CLEMSON — One of the toughest challenges in engineering is coming sharply into focus as a group of professors begins fanning out across the South to recruit doctoral students to Clemson University.

The group, led by Mark Blenner, is working to increase diversity in engineering. The low numbers are a nationwide concern and leave behind large swaths of the population, cutting them out of jobs that pay well above the national average.

Mark Blenner

Mark Blenner

Blenner and his group want to put a dent in the statistics by recruiting students who will work toward doctoral degrees in chemical engineering and then pursue careers in education and research.

The idea behind the program is to create a new generation of professors to serve as role models for women and other students from groups underrepresented in engineering.

The goal is to graduate six highly qualified Ph.D. students in five years, said Blenner, the McQueen-Quattlebaum Associate Professor in the chemical and biomolecular engineering department.

“If you make six faculty members, you’re making six people who are going to influence about 100 students a year for the next 30 or 40 years,” he said. “The initial investment creates 4,000 engineers. You’re basically investing in better preparing the next generation of engineers and scientists.”

At stake is the future of the workforce in the U.S. chemical industry, the nation’s second largest manufacturing sector with a value of nearly $800 billion.

The number of jobs for chemical engineers has steadily grown by 8 percent per year since 2008, Blenner said. The average entry-level salary for graduates with a Bachelor of Science in chemical engineering is closing in on $70,000, he said.

The best chance for meeting the growing demand for chemical engineers is to recruit more students from underrepresented groups, Blenner said.

Women, who make up more than half of the U.S. population, account for 32.4 percent of Bachelor of Science degrees in chemical and biomolecular engineering and 32.7 percent of Ph.D. degrees, he said.

African-Americans account for 4 percent of the discipline’s Bachelor of Science degrees and even fewer doctoral degrees, while composing 14 percent of the U.S. population, Blenner said.
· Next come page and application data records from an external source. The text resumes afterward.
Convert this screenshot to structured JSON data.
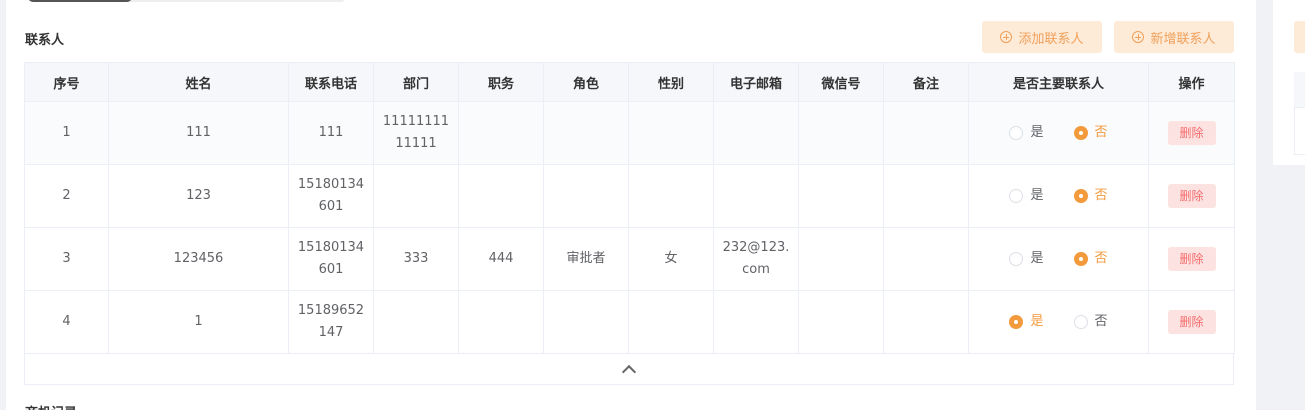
{
  "section": {
    "title": "联系人",
    "next_title": "商机记录"
  },
  "toolbar": {
    "add_label": "添加联系人",
    "new_label": "新增联系人"
  },
  "table": {
    "headers": [
      "序号",
      "姓名",
      "联系电话",
      "部门",
      "职务",
      "角色",
      "性别",
      "电子邮箱",
      "微信号",
      "备注",
      "是否主要联系人",
      "操作"
    ],
    "rows": [
      {
        "idx": "1",
        "name": "111",
        "phone": "111",
        "dept": "1111111111111",
        "title": "",
        "role": "",
        "gender": "",
        "email": "",
        "wechat": "",
        "note": "",
        "primary": false
      },
      {
        "idx": "2",
        "name": "123",
        "phone": "15180134601",
        "dept": "",
        "title": "",
        "role": "",
        "gender": "",
        "email": "",
        "wechat": "",
        "note": "",
        "primary": false
      },
      {
        "idx": "3",
        "name": "123456",
        "phone": "15180134601",
        "dept": "333",
        "title": "444",
        "role": "审批者",
        "gender": "女",
        "email": "232@123.com",
        "wechat": "",
        "note": "",
        "primary": false
      },
      {
        "idx": "4",
        "name": "1",
        "phone": "15189652147",
        "dept": "",
        "title": "",
        "role": "",
        "gender": "",
        "email": "",
        "wechat": "",
        "note": "",
        "primary": true
      }
    ],
    "radio_yes": "是",
    "radio_no": "否",
    "delete_label": "删除"
  },
  "colors": {
    "accent": "#f39a3c",
    "button_bg": "#fdebd8",
    "danger": "#f56c6c"
  },
  "icons": {
    "add": "plus-circle-icon",
    "collapse": "chevron-up-icon"
  }
}
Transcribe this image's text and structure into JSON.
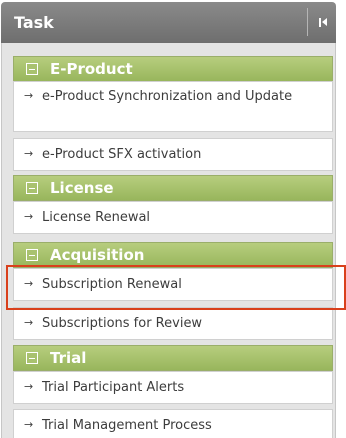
{
  "task_panel": {
    "title": "Task",
    "categories": [
      {
        "label": "E-Product",
        "items": [
          "e-Product Synchronization and Update",
          "e-Product SFX activation"
        ]
      },
      {
        "label": "License",
        "items": [
          "License Renewal"
        ]
      },
      {
        "label": "Acquisition",
        "items": [
          "Subscription Renewal",
          "Subscriptions for Review"
        ]
      },
      {
        "label": "Trial",
        "items": [
          "Trial Participant Alerts",
          "Trial Management Process"
        ]
      }
    ]
  },
  "icons": {
    "collapse": "collapse-left-icon",
    "expander": "minus-box-icon",
    "bullet": "arrow-right-icon",
    "arrow_glyph": "→"
  },
  "colors": {
    "header_bg": "#7d7d7d",
    "category_bg": "#a9c26f",
    "highlight_border": "#d9401c"
  }
}
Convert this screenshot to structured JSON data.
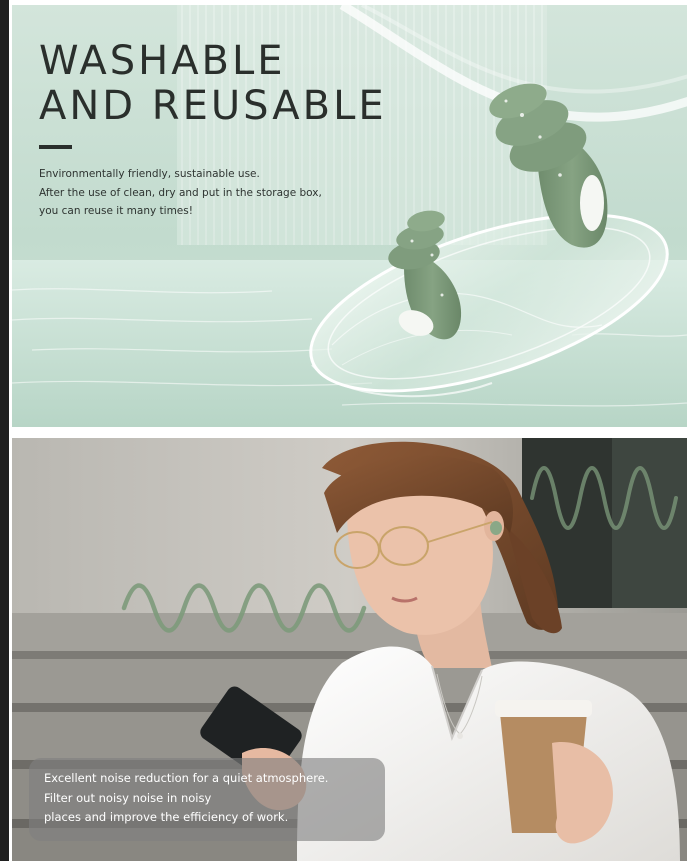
{
  "hero": {
    "title_line_1": "WASHABLE",
    "title_line_2": "AND REUSABLE",
    "description": [
      "Environmentally friendly, sustainable use.",
      "After the use of clean, dry and put in the storage box,",
      "you can reuse it many times!"
    ]
  },
  "lifestyle": {
    "caption": [
      "Excellent noise reduction for a quiet atmosphere.",
      "Filter out noisy noise in noisy",
      "places and improve the efficiency of work."
    ]
  },
  "colors": {
    "sage_green": "#7d9a7b",
    "mint_background": "#c4dccf",
    "headline_text": "#2a2f2c",
    "caption_box": "#808080"
  }
}
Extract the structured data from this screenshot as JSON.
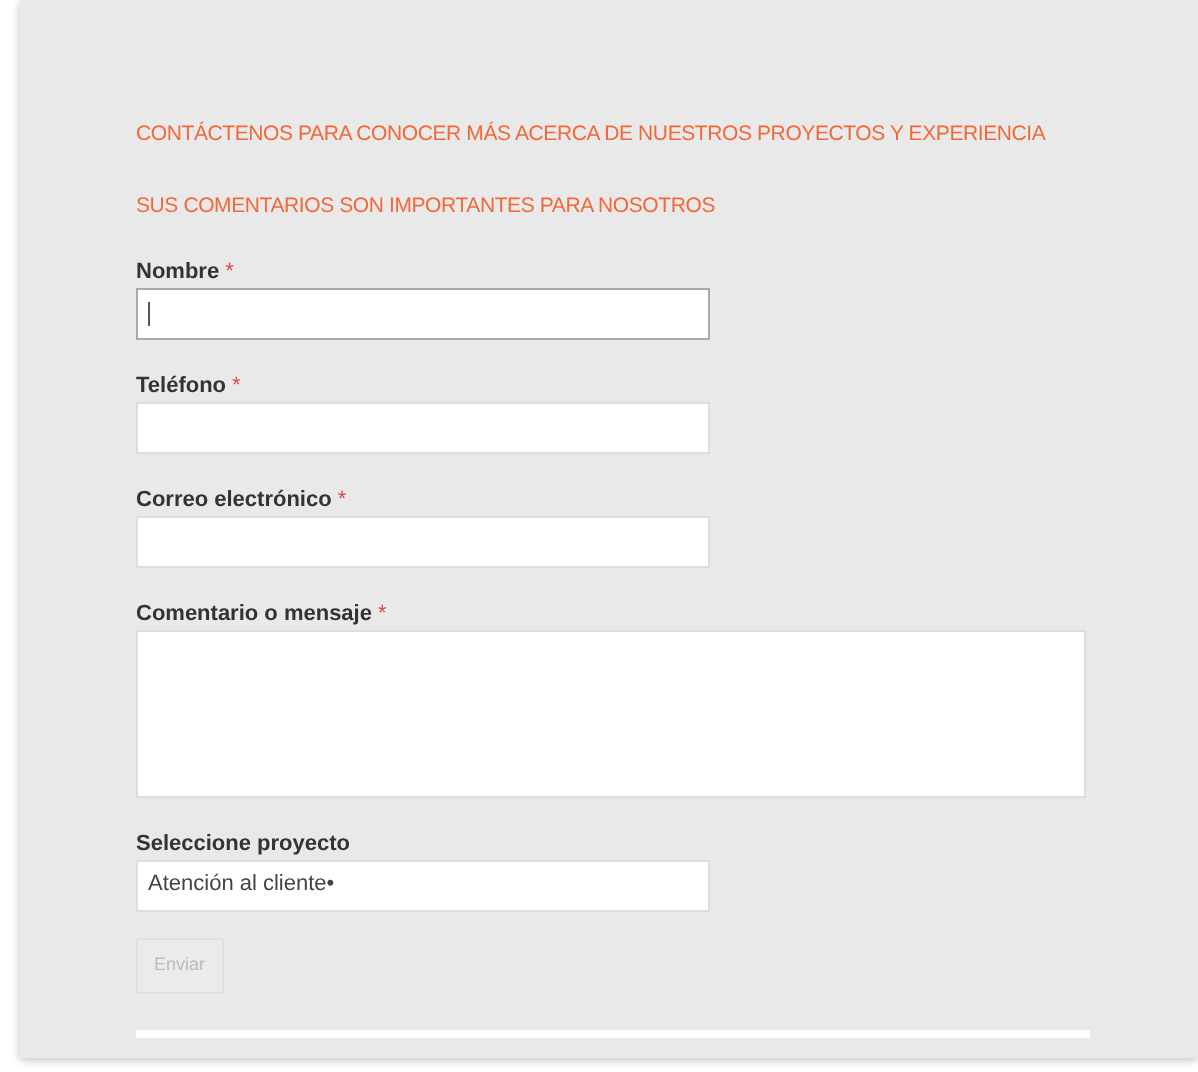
{
  "headings": [
    "CONTÁCTENOS PARA CONOCER MÁS ACERCA DE NUESTROS PROYECTOS Y EXPERIENCIA",
    "SUS COMENTARIOS SON IMPORTANTES PARA NOSOTROS"
  ],
  "fields": [
    {
      "kind": "text",
      "label": "Nombre",
      "required_mark": "*",
      "focused": true
    },
    {
      "kind": "text",
      "label": "Teléfono",
      "required_mark": "*",
      "focused": false
    },
    {
      "kind": "text",
      "label": "Correo electrónico",
      "required_mark": "*",
      "focused": false
    },
    {
      "kind": "textarea",
      "label": "Comentario o mensaje",
      "required_mark": "*",
      "focused": false
    },
    {
      "kind": "select",
      "label": "Seleccione proyecto",
      "focused": false,
      "value": "Atención al cliente•"
    }
  ],
  "submit": {
    "label": "Enviar",
    "disabled": true
  }
}
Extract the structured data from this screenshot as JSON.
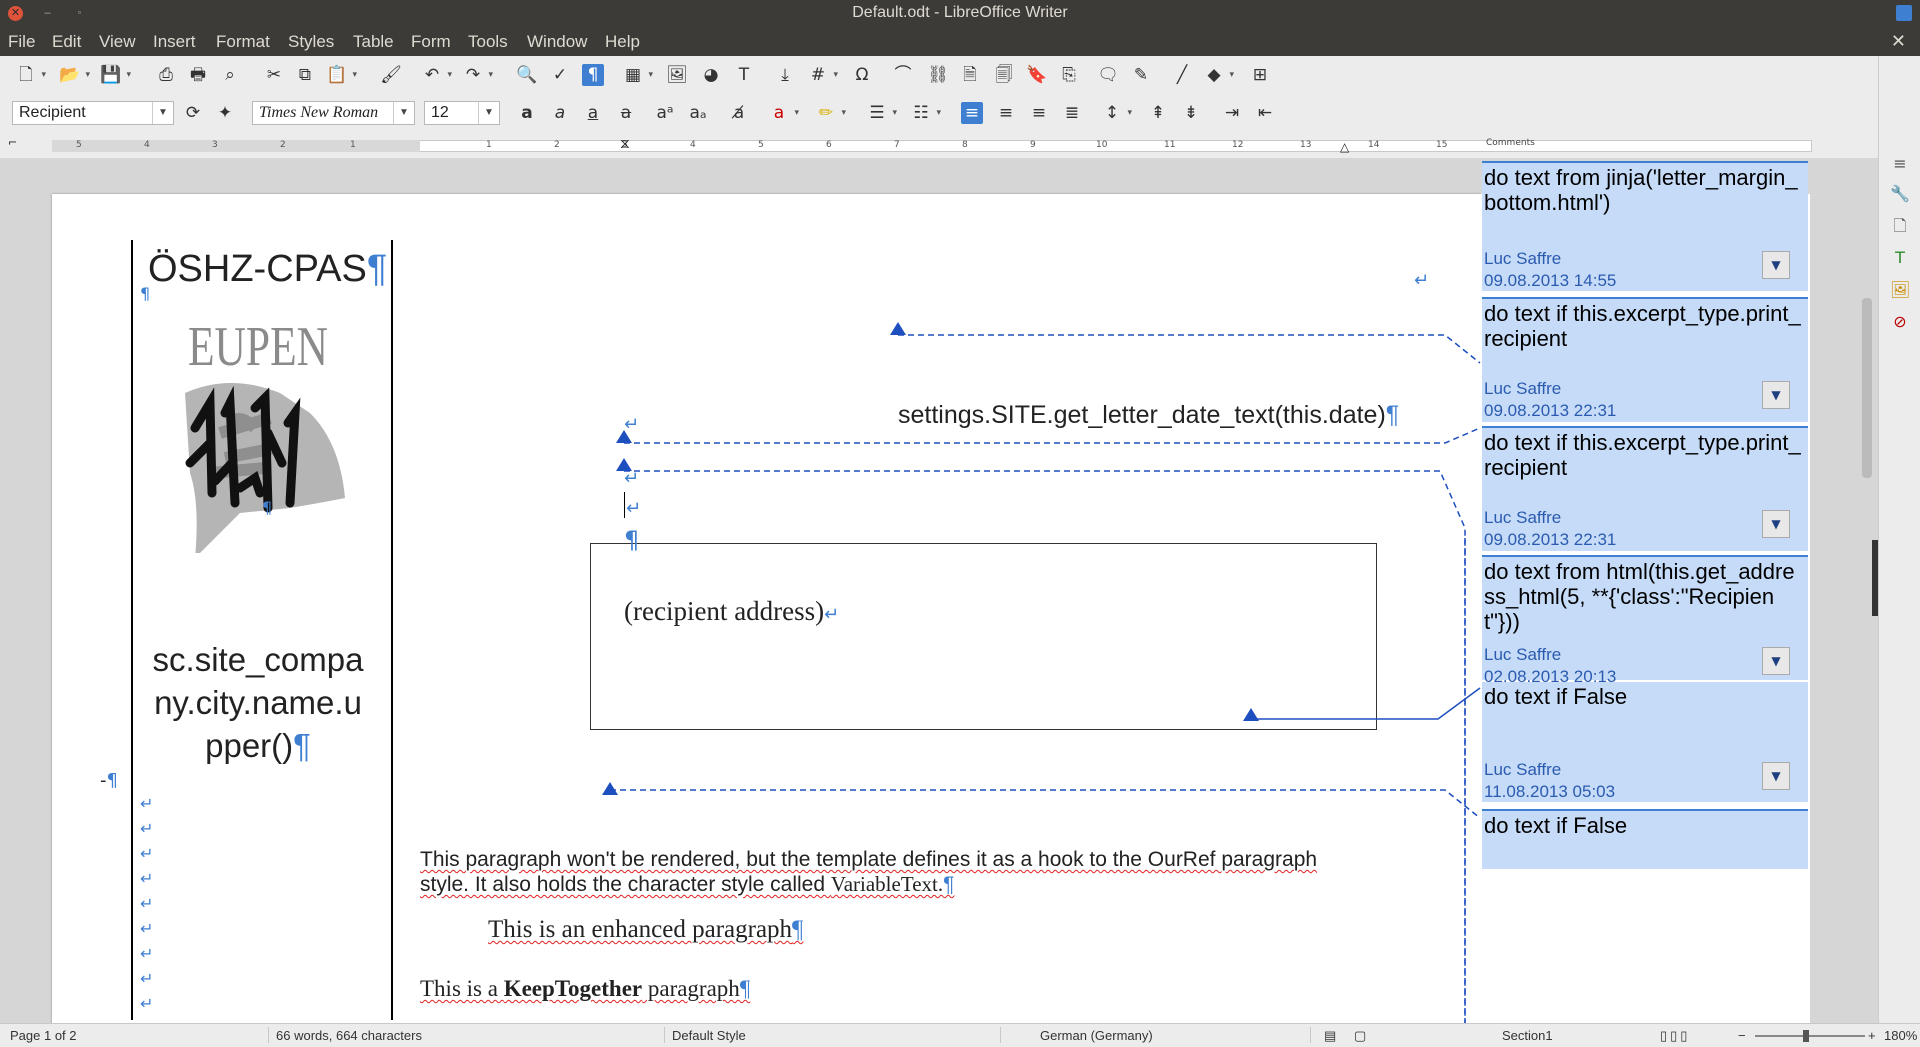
{
  "window": {
    "title": "Default.odt - LibreOffice Writer"
  },
  "menu": [
    "File",
    "Edit",
    "View",
    "Insert",
    "Format",
    "Styles",
    "Table",
    "Form",
    "Tools",
    "Window",
    "Help"
  ],
  "format_bar": {
    "paragraph_style": "Recipient",
    "font_name": "Times New Roman",
    "font_size": "12"
  },
  "ruler": {
    "ticks": [
      "5",
      "4",
      "3",
      "2",
      "1",
      "1",
      "2",
      "3",
      "4",
      "5",
      "6",
      "7",
      "8",
      "9",
      "10",
      "11",
      "12",
      "13",
      "14",
      "15"
    ],
    "comments_label": "Comments"
  },
  "document": {
    "org_name": "ÖSHZ-CPAS",
    "logo_text": "EUPEN",
    "company_expr_lines": [
      "sc.site_compa",
      "ny.city.name.u",
      "pper()"
    ],
    "date_expr": "settings.SITE.get_letter_date_text(this.date)",
    "recipient_address": "(recipient address)",
    "para1_a": "This paragraph won't be rendered, but the template defines it as a hook to the OurRef paragraph style. It also holds the character style called ",
    "para1_b": "VariableText.",
    "para2": "This is an enhanced paragraph",
    "para3_a": "This is a ",
    "para3_b": "KeepTogether",
    "para3_c": " paragraph",
    "pilcrow": "¶",
    "return_mark": "↵",
    "dash_marker": "-"
  },
  "comments": [
    {
      "body": "do text from jinja('letter_margin_bottom.html')",
      "author": "Luc Saffre",
      "date": "09.08.2013 14:55"
    },
    {
      "body": "do text if this.excerpt_type.print_recipient",
      "author": "Luc Saffre",
      "date": "09.08.2013 22:31"
    },
    {
      "body": "do text if this.excerpt_type.print_recipient",
      "author": "Luc Saffre",
      "date": "09.08.2013 22:31"
    },
    {
      "body": "do text from html(this.get_address_html(5, **{'class':\"Recipient\"}))",
      "author": "Luc Saffre",
      "date": "02.08.2013 20:13"
    },
    {
      "body": "do text if False",
      "author": "Luc Saffre",
      "date": "11.08.2013 05:03"
    },
    {
      "body": "do text if False",
      "author": "",
      "date": ""
    }
  ],
  "status": {
    "page": "Page 1 of 2",
    "words": "66 words, 664 characters",
    "page_style": "Default Style",
    "language": "German (Germany)",
    "section": "Section1",
    "zoom": "180%"
  },
  "colors": {
    "accent": "#3f7fd1",
    "comment_bg": "#c6dbf7",
    "anchor": "#1e4fbf",
    "spell_error": "#e02020"
  }
}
To reverse the trend, Blenner and his group will make use of Clemson’s location in the heart of the South, home to more than half of the nation’s African-Americans.

Students are being recruited from Clemson and the nation’s 107 Historically Black Colleges and Universities, particularly the 41 in South Carolina, North Carolina, Georgia and Alabama.

The program is backed by $746,250 from Department of Education’s Graduate Assistance for Areas of National Need, often called by the acronym GAANN. Clemson University is sharing the cost with $187,563.

David Bruce, chair of the department, congratulated Blenner on landing the grant.

“This program supports the nation’s rapidly growing need for diverse and highly qualified chemical engineers to advance health innovation and sustainability,” Bruce said. “Dr. Blenner and his team are well positioned for success with funding from the GAANN program.”

Among the incentives is a $34,000 annual stipend for students who participate in the program.

“I’d like to emphasize that the student-centered, supportive Ph.D training environment is the real draw,” Blenner said. “ We do excellent research, and we do it with great care for our students.”

While an undergraduate degree in chemical engineering is desirable, it isn’t required to participate in the program. Ph.D. tracks are offered for students who have undergraduate degrees in chemistry, biochemistry, biological sciences and computer science.

The first students could enter the program as early as January. Students who join will be considered fellows.

Most Ph.D. programs focus heavily on research. Fellows will also do research but will have the added advantage of taking a deep dive into how to teach engineering at the collegiate level.

They will take a course on teaching through Clemson’s department of engineering and science education. Then fellows will work with professors to design and teach their own courses, including one through Creative Inquiry, a Clemson program that encourages undergraduate research.

“If you talk to most young faculty members, they’ll tell you how surprised they are at how hard it is to teach,” Blenner said. “We’re trying to lower that barrier.”

Among the five-year goals of the program is to increase total enrollment in the chemical and biomolecular engineering Ph.D. program from 59 to 70 students. Ph.D. students typically conduct most of the day-to-day work on research projects, so the increase will allow the department to do more research, bringing annual expenditures to $5 million a year, Blenner said.

Members of Clemson’s GAANN team include Rachel Getman and Chris Kitchens, both associate professors in the chemical and biomolecular engineering department.

Anand Gramopadhye, dean of the College of Engineering, Computing and Applied Sciences, said the GAANN award is richly deserved.

“Grants through the GAANN program are highly competitive,” he said. “The award is a testament to the strength of Dr. Blenner’s proposal and Clemson’s research community. I congratulate Dr. Blenner and his team.”